Blind Kids Art

October 13, 2005 10:20 ET

Blind Michelangelo

New charity dedicated to offering art and sculpture classes to blind students launches in the GTA Attention: Arts/Entertainment Editor, City Editor, Education Editor, Health/Medical Editor, Lifestyle Editor TORONTO--(CCNMatthews - Oct. 13, 2005) - International sculptor and ceramic artist Alex Travnickova sees a world where there are no barriers or differences in the way that blind and sighted children play and use the creative process to express themselves. It was this 'vision' that prompted her to found Blind Kids Art (BKA) which opened its doors on September 25th of this year.

A national organization, BKA's goal is to offer blind and visually impaired students a hobby not always easily accessible to them. They offer courses on art and sculpture which allow blind and visually impaired students to express their creativity and learn new skills, but, also to help them gain self-esteem and attain access to a potential career choice.

"In such a cosmopolitan and multi-cultural community as Toronto, handicapped people need to feel and be perceived as an integral part of the community, says Travnickova, owner and director of Blind Kids Art. "In promoting and profiling blind students' art, BKA can enrich the lives of blind and sighted people throughout the GTA."

Travnickova's inspiration for BKA came while attending an exhibition of African art, where the visitors were encouraged to experience the art through not only sight but also touch. When she moved to Toronto from the Czech Republic in August of 2002, Travnickova began to explore this path as a way of making a marked contribution to her new community.

Travnickova's enthusiasm has attracted such prominent individuals as Mark Raynes Roberts, a world-renowned sculptor and art collector, and Walter Moos, the owner of Moos Gallery in Toronto, who has generously offered to provide exhibition space for BKA students. BKA's mentor, Mark R. Roberts is the creator of exquisite glass sculptures owned by Nelson Mandela and the Archbishop of Canterbury, just to name a few. He has also designed some of Canada's most prestigious awards, such as the "Entrepreneur of the Year Award" and "Canada's Top 40 under 40 Awards".

"Art is the perfect way to open young minds to their own abilities and BKA's program can change the way we, as a society, accept one another. Alex's vision to inspire blind and visually impaired children through the arts is a wonderful gift to the children of Canada," says Roberts.

BKA currently offers three sessions a year for children under the age of 14. Each session consists of 16, 45-minute periods of one-on-one classroom instruction by Travnickova, visiting artists and volunteers. In a nurturing and safe environment, children learn various ways of working with clay and are introduced to a wide range of pottery/sculpture tools and equipment glazes and finishes.

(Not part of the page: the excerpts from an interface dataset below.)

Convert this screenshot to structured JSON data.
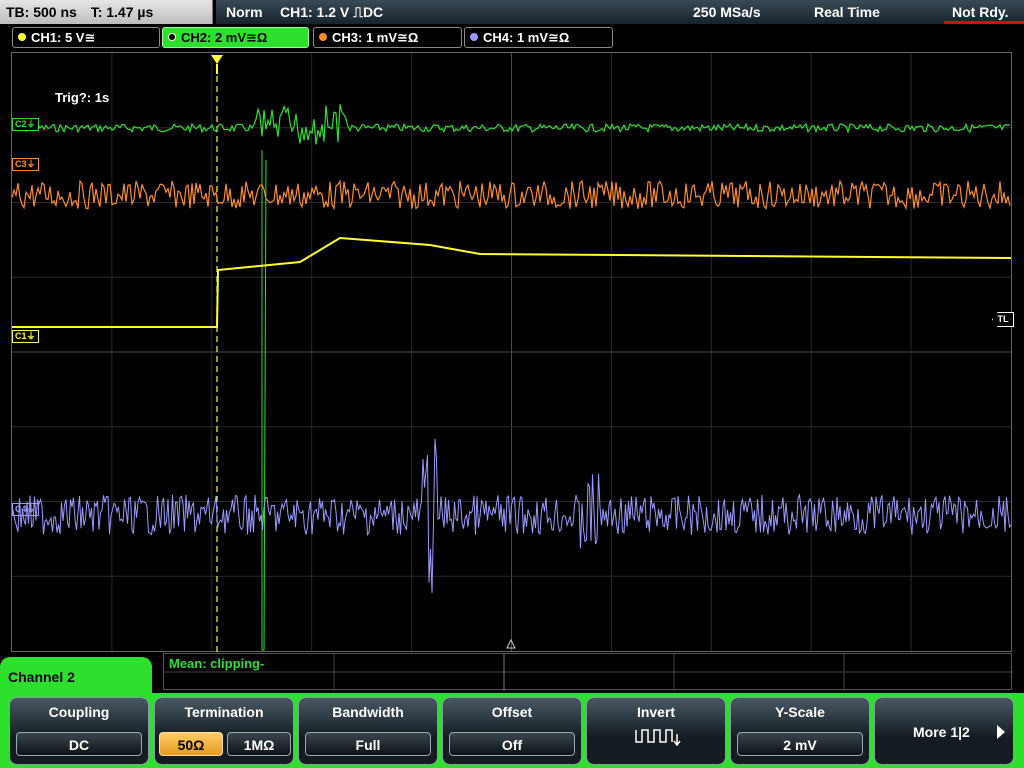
{
  "status": {
    "timebase": "TB: 500 ns",
    "trigger_time": "T: 1.47 µs",
    "trigger_mode": "Norm",
    "trigger_info": "CH1: 1.2 V ⎍DC",
    "sample_rate": "250 MSa/s",
    "acq_mode": "Real Time",
    "state": "Not Rdy."
  },
  "channels": [
    {
      "label": "CH1: 5 V≅",
      "color": "#ffff33"
    },
    {
      "label": "CH2: 2 mV≅Ω",
      "color": "#2ee02e"
    },
    {
      "label": "CH3: 1 mV≅Ω",
      "color": "#ff8c2a"
    },
    {
      "label": "CH4: 1 mV≅Ω",
      "color": "#9a9aff"
    }
  ],
  "screen": {
    "trigger_text": "Trig?: 1s",
    "markers": {
      "c1": "C1⏚",
      "c2": "C2⏚",
      "c3": "C3⏚",
      "c4": "C4⏚",
      "tl": "TL"
    }
  },
  "measurement": {
    "text": "Mean: clipping-"
  },
  "menu": {
    "title": "Channel 2",
    "coupling": {
      "label": "Coupling",
      "value": "DC"
    },
    "termination": {
      "label": "Termination",
      "options": [
        "50Ω",
        "1MΩ"
      ],
      "selected": "50Ω"
    },
    "bandwidth": {
      "label": "Bandwidth",
      "value": "Full"
    },
    "offset": {
      "label": "Offset",
      "value": "Off"
    },
    "invert": {
      "label": "Invert",
      "icon": "inverted-square-wave-icon"
    },
    "yscale": {
      "label": "Y-Scale",
      "value": "2 mV"
    },
    "more": {
      "label": "More 1|2",
      "icon": "arrow-right-icon"
    }
  },
  "colors": {
    "active_menu": "#2ee02e",
    "status_alert": "#e00000"
  }
}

Travnickova says,"Our success will become apparent when there are art galleries in Toronto exhibiting our students' work and when those students begin careers of their own as sculptors and ceramic artists. We will know that we have had a tremendous impact when we read articles about well known blind artists who studied at Blind Kids Art as children. Our goals will have been reached when our students themselves become teachers of art and share with others what they have learned from us." IN: EDUCATION, HEALTH, MEDIA, SOCIAL, OTHER

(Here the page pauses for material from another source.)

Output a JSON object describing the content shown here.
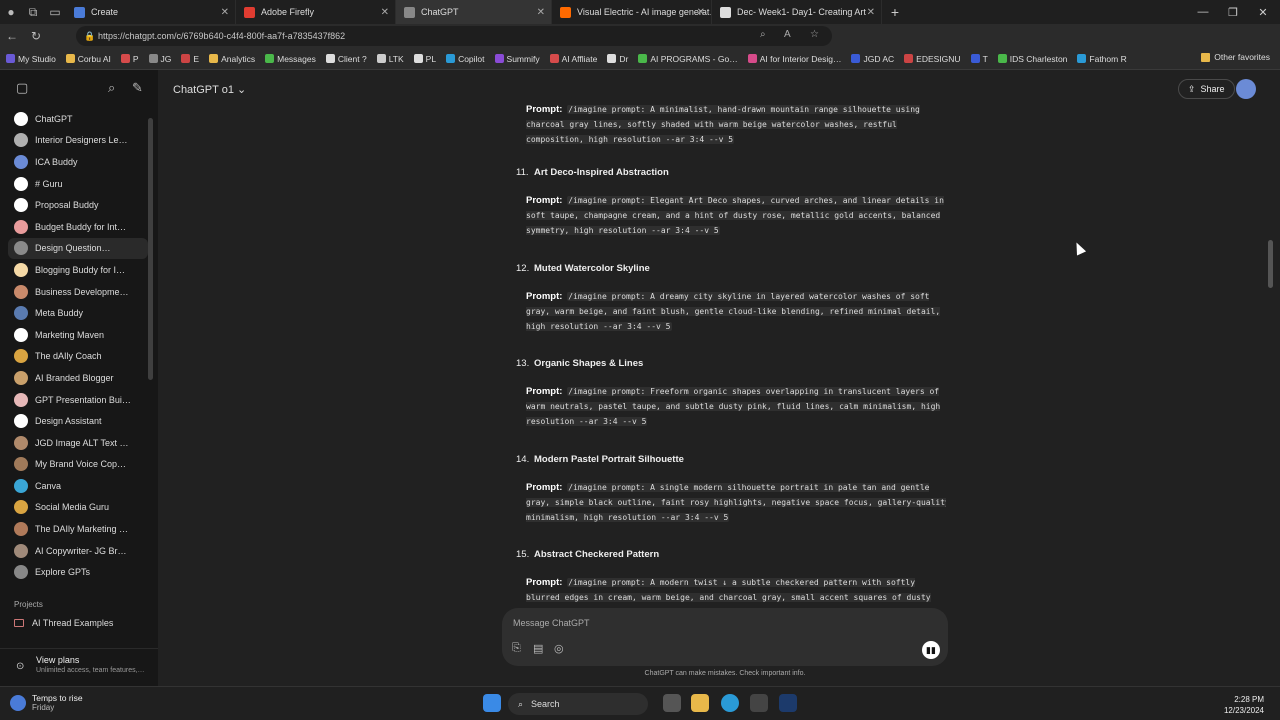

Contact Information

  • Alex Travnickova, Chairman of the Board
    Primary Phone: 416-821-2375